Listed records START

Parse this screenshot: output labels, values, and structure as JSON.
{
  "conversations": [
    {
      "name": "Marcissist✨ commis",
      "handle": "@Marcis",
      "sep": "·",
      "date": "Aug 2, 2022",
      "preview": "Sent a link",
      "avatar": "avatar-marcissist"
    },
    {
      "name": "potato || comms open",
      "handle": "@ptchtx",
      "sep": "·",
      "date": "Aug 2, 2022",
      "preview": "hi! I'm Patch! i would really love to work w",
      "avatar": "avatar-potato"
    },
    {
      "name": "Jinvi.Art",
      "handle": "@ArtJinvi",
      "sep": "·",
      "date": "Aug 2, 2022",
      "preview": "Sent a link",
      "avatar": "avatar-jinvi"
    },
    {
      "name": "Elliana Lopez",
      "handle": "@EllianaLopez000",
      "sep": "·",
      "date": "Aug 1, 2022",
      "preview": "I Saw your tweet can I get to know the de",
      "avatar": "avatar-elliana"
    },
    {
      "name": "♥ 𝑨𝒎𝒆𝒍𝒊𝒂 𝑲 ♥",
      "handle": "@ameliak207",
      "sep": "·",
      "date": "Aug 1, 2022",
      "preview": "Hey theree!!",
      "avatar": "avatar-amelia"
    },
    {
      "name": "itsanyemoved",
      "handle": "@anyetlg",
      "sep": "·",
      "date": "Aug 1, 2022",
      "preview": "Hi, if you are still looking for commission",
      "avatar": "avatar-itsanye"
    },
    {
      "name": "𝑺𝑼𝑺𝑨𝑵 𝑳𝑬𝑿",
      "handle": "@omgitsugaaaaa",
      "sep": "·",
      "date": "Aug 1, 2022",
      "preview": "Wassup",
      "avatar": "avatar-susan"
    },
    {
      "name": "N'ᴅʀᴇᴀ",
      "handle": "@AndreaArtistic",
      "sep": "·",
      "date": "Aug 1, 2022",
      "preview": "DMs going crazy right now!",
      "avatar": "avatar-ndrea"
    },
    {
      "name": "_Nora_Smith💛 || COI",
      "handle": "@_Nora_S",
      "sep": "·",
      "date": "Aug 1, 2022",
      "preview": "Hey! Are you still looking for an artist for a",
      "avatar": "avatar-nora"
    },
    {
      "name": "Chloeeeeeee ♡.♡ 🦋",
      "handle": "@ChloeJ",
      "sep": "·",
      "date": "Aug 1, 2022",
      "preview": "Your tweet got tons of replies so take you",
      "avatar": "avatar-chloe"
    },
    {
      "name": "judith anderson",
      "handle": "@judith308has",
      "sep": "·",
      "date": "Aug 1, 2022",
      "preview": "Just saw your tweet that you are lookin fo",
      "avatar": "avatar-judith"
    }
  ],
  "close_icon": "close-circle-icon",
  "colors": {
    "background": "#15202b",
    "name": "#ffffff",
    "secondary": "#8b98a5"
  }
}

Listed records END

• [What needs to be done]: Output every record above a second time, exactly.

• [Reply]:
Parse this screenshot: output labels, values, and structure as JSON.
{
  "conversations": [
    {
      "name": "Marcissist✨ commis",
      "handle": "@Marcis",
      "sep": "·",
      "date": "Aug 2, 2022",
      "preview": "Sent a link",
      "avatar": "avatar-marcissist"
    },
    {
      "name": "potato || comms open",
      "handle": "@ptchtx",
      "sep": "·",
      "date": "Aug 2, 2022",
      "preview": "hi! I'm Patch! i would really love to work w",
      "avatar": "avatar-potato"
    },
    {
      "name": "Jinvi.Art",
      "handle": "@ArtJinvi",
      "sep": "·",
      "date": "Aug 2, 2022",
      "preview": "Sent a link",
      "avatar": "avatar-jinvi"
    },
    {
      "name": "Elliana Lopez",
      "handle": "@EllianaLopez000",
      "sep": "·",
      "date": "Aug 1, 2022",
      "preview": "I Saw your tweet can I get to know the de",
      "avatar": "avatar-elliana"
    },
    {
      "name": "♥ 𝑨𝒎𝒆𝒍𝒊𝒂 𝑲 ♥",
      "handle": "@ameliak207",
      "sep": "·",
      "date": "Aug 1, 2022",
      "preview": "Hey theree!!",
      "avatar": "avatar-amelia"
    },
    {
      "name": "itsanyemoved",
      "handle": "@anyetlg",
      "sep": "·",
      "date": "Aug 1, 2022",
      "preview": "Hi, if you are still looking for commission",
      "avatar": "avatar-itsanye"
    },
    {
      "name": "𝑺𝑼𝑺𝑨𝑵 𝑳𝑬𝑿",
      "handle": "@omgitsugaaaaa",
      "sep": "·",
      "date": "Aug 1, 2022",
      "preview": "Wassup",
      "avatar": "avatar-susan"
    },
    {
      "name": "N'ᴅʀᴇᴀ",
      "handle": "@AndreaArtistic",
      "sep": "·",
      "date": "Aug 1, 2022",
      "preview": "DMs going crazy right now!",
      "avatar": "avatar-ndrea"
    },
    {
      "name": "_Nora_Smith💛 || COI",
      "handle": "@_Nora_S",
      "sep": "·",
      "date": "Aug 1, 2022",
      "preview": "Hey! Are you still looking for an artist for a",
      "avatar": "avatar-nora"
    },
    {
      "name": "Chloeeeeeee ♡.♡ 🦋",
      "handle": "@ChloeJ",
      "sep": "·",
      "date": "Aug 1, 2022",
      "preview": "Your tweet got tons of replies so take you",
      "avatar": "avatar-chloe"
    },
    {
      "name": "judith anderson",
      "handle": "@judith308has",
      "sep": "·",
      "date": "Aug 1, 2022",
      "preview": "Just saw your tweet that you are lookin fo",
      "avatar": "avatar-judith"
    }
  ],
  "close_icon": "close-circle-icon",
  "colors": {
    "background": "#15202b",
    "name": "#ffffff",
    "secondary": "#8b98a5"
  }
}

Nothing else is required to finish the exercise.